Excerpts from a dataset:
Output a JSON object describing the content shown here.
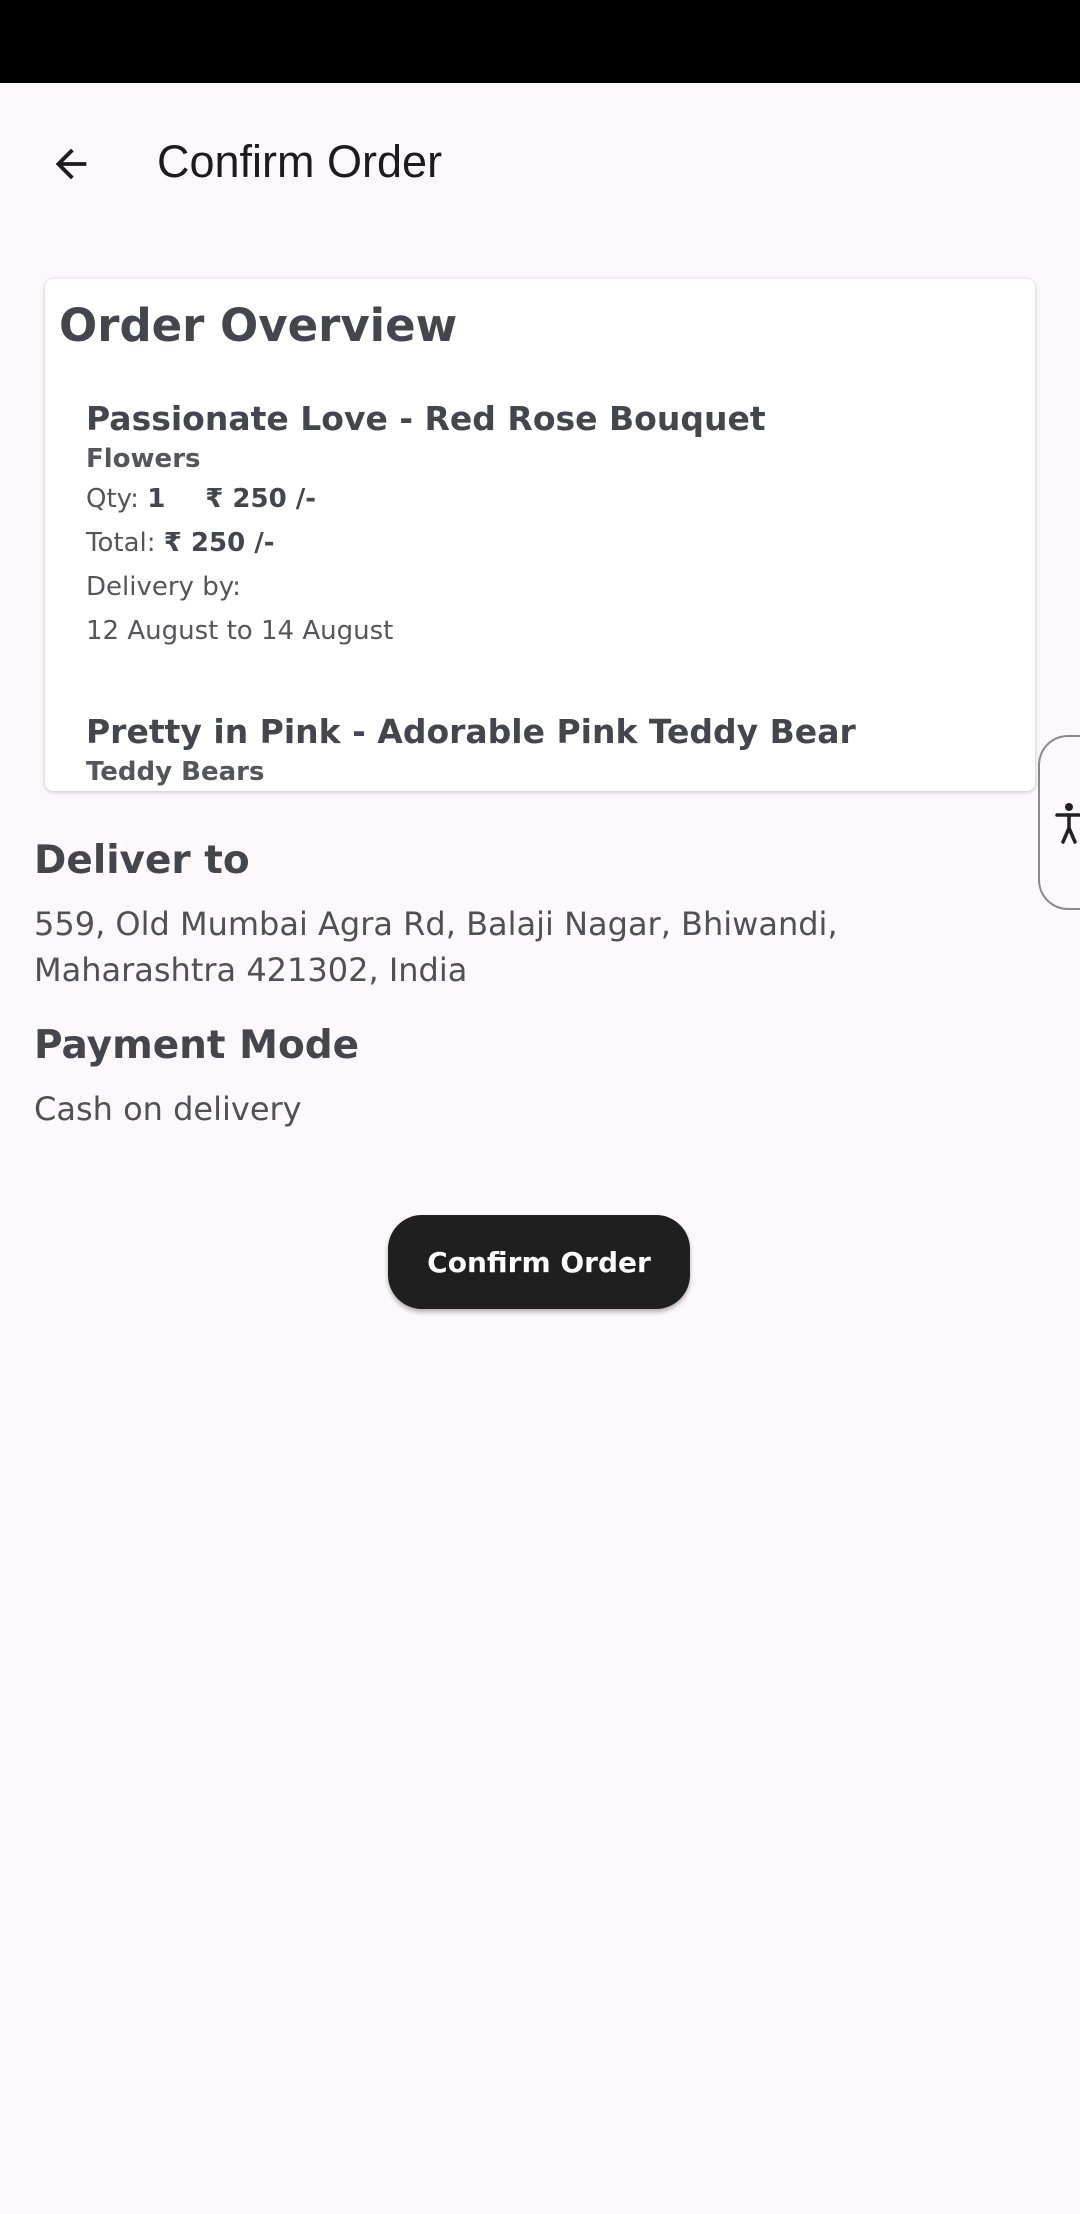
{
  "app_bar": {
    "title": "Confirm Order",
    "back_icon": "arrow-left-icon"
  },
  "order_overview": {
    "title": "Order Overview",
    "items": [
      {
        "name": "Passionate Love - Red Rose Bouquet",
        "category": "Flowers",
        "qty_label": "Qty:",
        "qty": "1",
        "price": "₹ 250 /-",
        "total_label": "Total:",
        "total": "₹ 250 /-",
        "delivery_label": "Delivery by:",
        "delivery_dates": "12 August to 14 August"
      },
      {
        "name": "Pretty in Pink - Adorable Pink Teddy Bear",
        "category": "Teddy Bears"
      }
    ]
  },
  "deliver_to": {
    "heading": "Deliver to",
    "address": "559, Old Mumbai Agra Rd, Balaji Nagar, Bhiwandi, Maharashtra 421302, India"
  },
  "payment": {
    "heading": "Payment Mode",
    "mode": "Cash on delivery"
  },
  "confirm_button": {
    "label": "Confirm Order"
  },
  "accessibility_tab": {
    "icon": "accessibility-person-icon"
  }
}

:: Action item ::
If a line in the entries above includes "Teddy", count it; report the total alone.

:: Written answer ::
2